Extracted information |
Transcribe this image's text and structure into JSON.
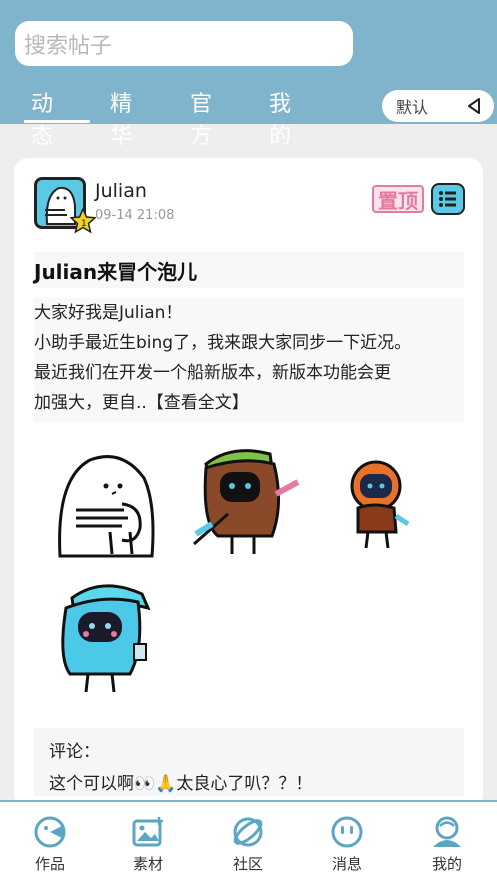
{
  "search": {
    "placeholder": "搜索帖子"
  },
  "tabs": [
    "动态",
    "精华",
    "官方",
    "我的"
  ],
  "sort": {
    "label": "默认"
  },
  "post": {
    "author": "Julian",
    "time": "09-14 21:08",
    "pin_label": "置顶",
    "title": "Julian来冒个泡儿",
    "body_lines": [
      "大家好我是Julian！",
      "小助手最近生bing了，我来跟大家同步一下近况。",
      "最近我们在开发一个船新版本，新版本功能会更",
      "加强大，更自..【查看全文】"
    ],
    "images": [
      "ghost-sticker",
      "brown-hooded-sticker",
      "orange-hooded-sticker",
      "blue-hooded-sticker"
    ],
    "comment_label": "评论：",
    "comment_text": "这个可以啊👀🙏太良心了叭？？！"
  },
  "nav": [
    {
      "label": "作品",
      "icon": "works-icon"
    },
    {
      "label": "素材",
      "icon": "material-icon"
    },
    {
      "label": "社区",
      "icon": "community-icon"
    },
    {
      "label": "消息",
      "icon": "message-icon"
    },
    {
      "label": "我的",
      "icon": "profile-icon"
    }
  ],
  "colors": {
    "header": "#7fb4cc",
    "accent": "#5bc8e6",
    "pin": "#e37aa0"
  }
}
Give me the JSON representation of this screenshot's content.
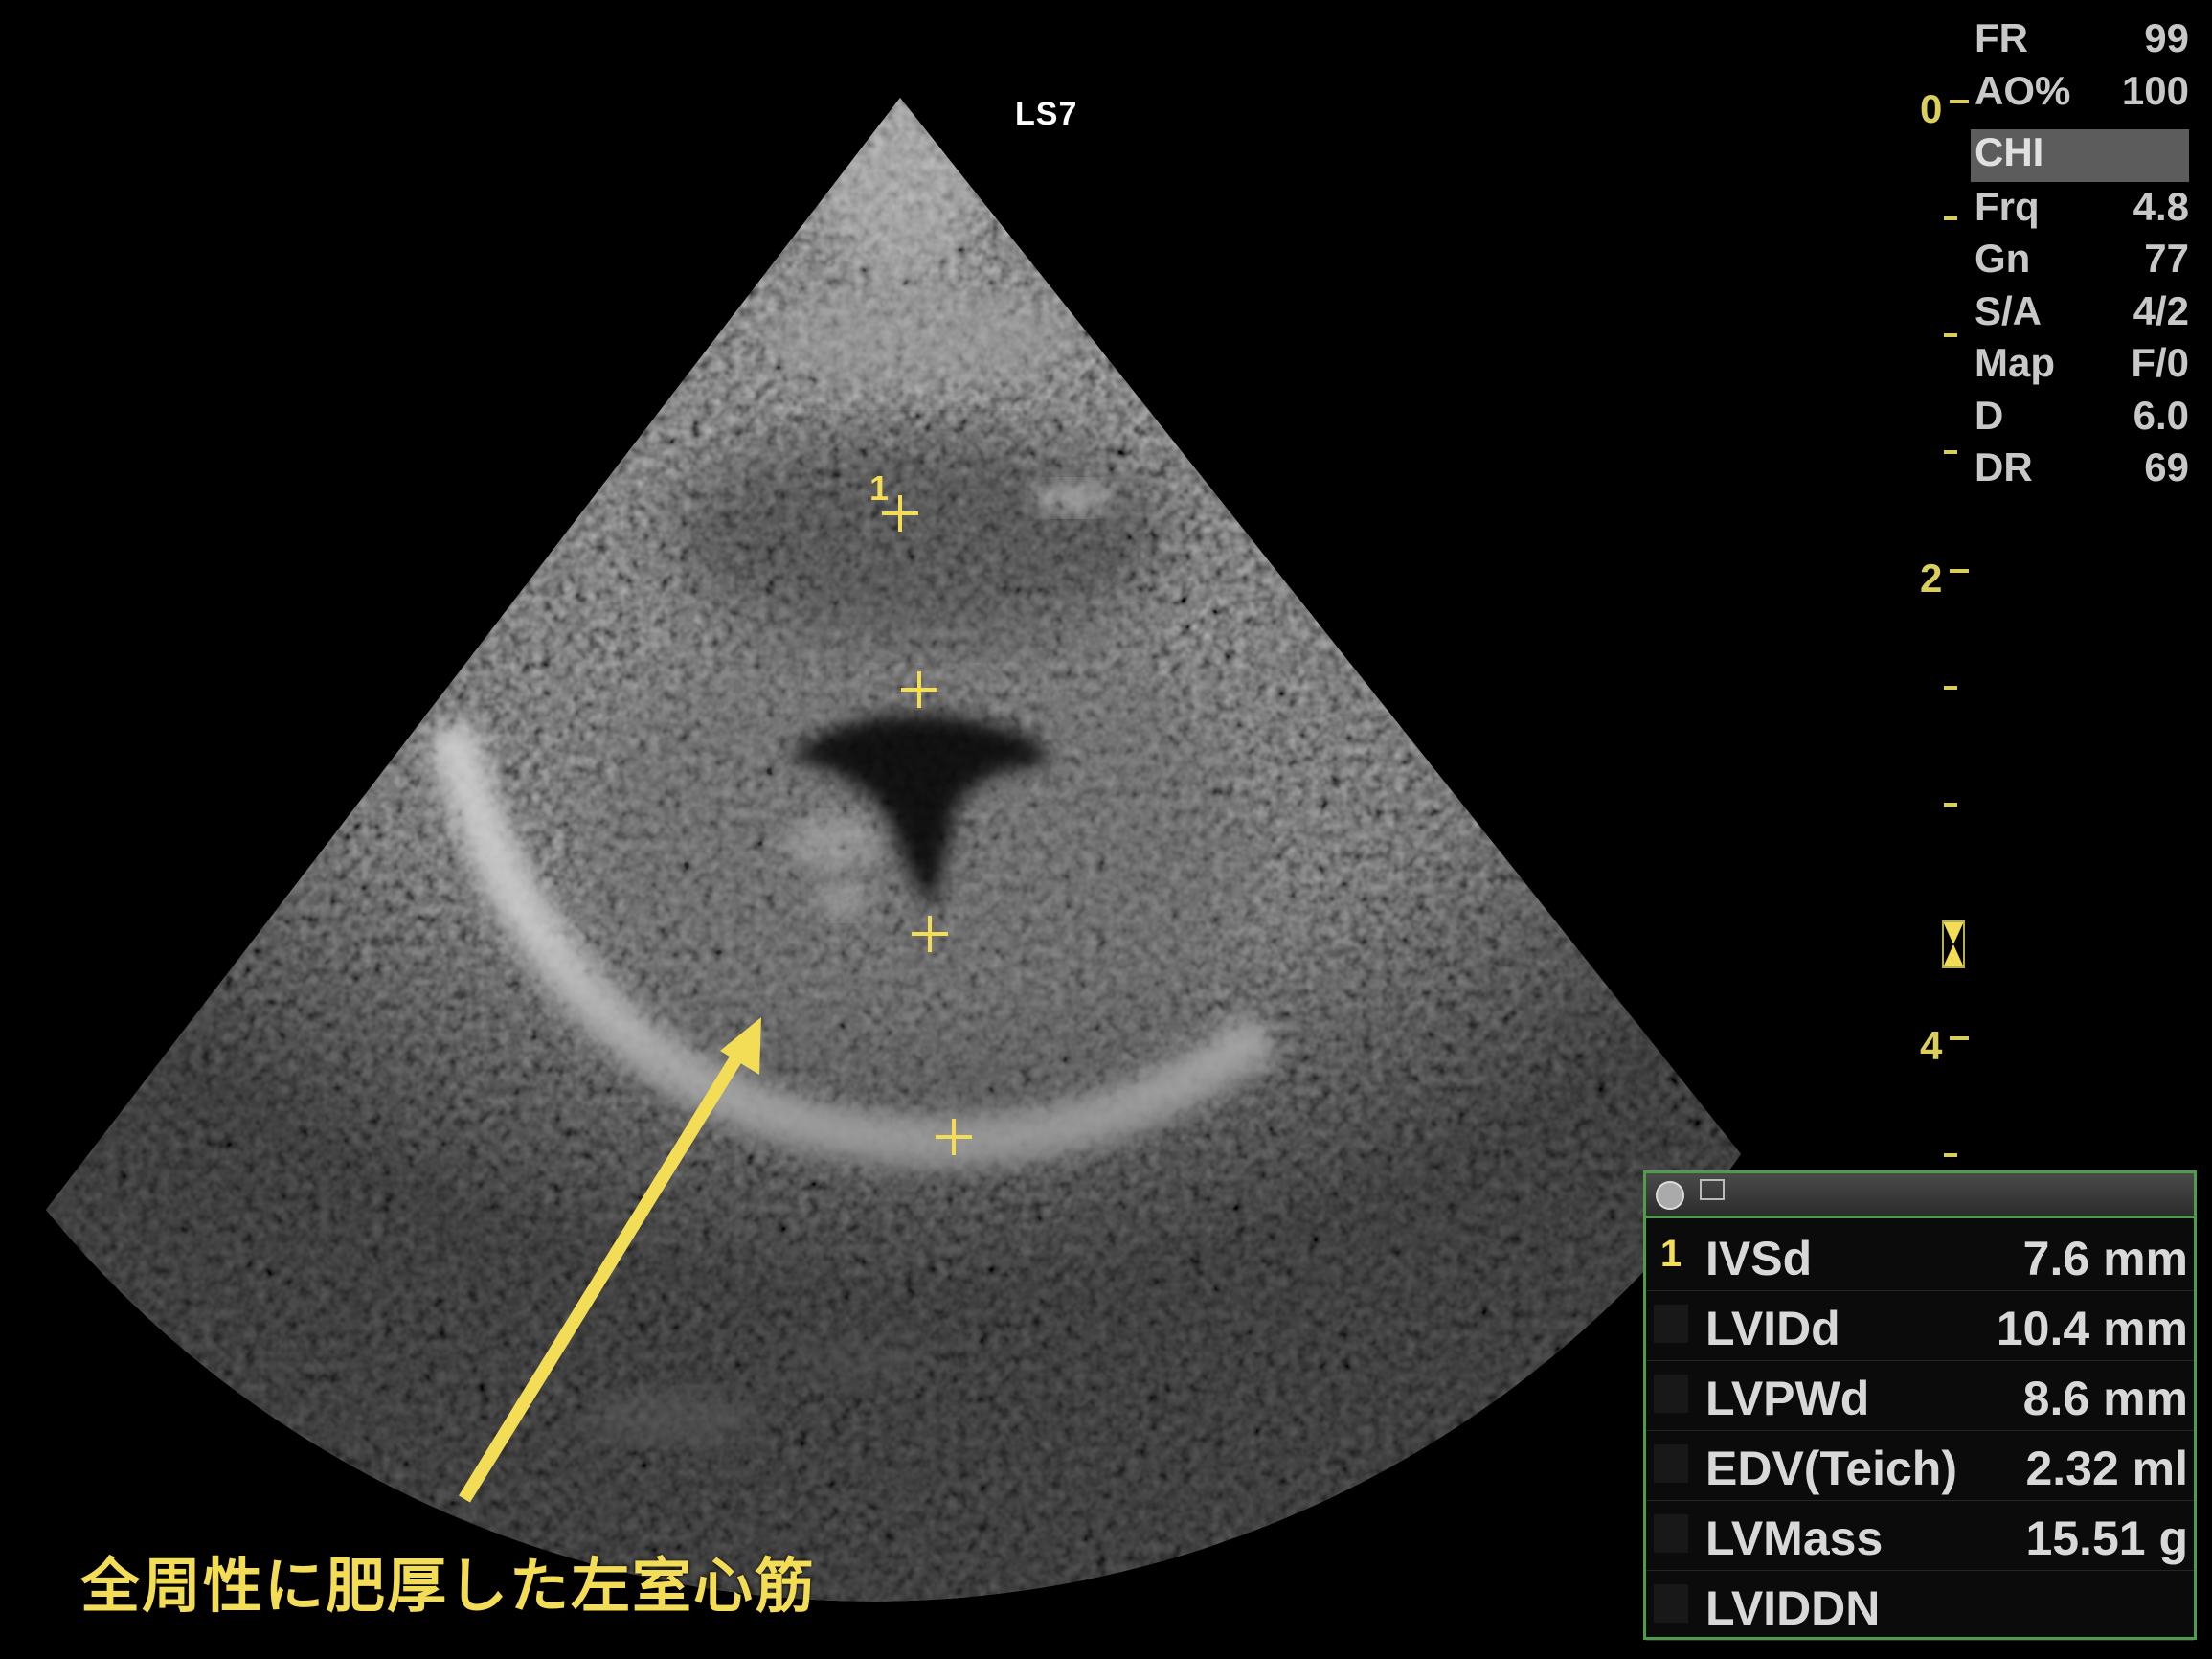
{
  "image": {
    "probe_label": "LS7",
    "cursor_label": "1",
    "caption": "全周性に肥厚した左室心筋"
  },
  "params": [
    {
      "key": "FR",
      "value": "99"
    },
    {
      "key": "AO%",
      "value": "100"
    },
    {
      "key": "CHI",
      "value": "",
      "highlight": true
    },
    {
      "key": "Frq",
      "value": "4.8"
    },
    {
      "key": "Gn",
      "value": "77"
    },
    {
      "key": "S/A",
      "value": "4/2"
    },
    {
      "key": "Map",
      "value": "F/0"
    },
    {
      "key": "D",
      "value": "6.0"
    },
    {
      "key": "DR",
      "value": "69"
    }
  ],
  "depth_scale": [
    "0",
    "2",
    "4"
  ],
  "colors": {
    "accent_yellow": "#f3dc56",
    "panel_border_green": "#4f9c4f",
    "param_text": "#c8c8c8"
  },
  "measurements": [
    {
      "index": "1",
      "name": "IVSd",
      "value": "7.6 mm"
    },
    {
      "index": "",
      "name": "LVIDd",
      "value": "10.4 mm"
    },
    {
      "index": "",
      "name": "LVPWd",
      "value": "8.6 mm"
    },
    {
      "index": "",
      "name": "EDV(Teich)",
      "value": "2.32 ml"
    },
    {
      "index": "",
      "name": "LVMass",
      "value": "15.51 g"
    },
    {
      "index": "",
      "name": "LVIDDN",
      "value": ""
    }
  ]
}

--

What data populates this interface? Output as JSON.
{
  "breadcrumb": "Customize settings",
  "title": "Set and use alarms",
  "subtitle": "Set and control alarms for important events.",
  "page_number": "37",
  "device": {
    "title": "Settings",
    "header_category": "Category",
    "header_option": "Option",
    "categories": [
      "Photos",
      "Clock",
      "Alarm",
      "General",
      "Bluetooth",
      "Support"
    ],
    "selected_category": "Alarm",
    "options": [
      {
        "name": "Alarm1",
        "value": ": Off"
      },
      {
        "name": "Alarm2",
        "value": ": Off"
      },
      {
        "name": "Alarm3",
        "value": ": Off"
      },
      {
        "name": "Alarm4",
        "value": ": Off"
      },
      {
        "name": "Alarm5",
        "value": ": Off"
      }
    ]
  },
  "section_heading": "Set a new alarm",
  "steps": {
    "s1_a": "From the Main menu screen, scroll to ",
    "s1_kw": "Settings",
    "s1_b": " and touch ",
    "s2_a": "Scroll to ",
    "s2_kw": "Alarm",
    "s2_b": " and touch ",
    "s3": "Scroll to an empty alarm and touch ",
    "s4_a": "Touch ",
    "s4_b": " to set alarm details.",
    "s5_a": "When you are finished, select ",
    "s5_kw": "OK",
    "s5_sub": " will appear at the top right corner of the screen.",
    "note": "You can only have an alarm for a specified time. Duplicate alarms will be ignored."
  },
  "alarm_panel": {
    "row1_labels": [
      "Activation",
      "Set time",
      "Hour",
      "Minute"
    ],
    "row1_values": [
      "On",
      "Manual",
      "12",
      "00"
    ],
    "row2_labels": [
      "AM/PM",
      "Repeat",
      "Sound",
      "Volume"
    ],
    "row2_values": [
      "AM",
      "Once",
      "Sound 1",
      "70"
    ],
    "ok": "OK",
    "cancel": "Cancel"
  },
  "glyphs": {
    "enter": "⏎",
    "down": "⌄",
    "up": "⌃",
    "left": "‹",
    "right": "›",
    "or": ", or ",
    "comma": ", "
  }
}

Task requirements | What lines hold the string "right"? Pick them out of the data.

Solution below |
    "s5_sub": " will appear at the top right corner of the screen.",
    "right": "›",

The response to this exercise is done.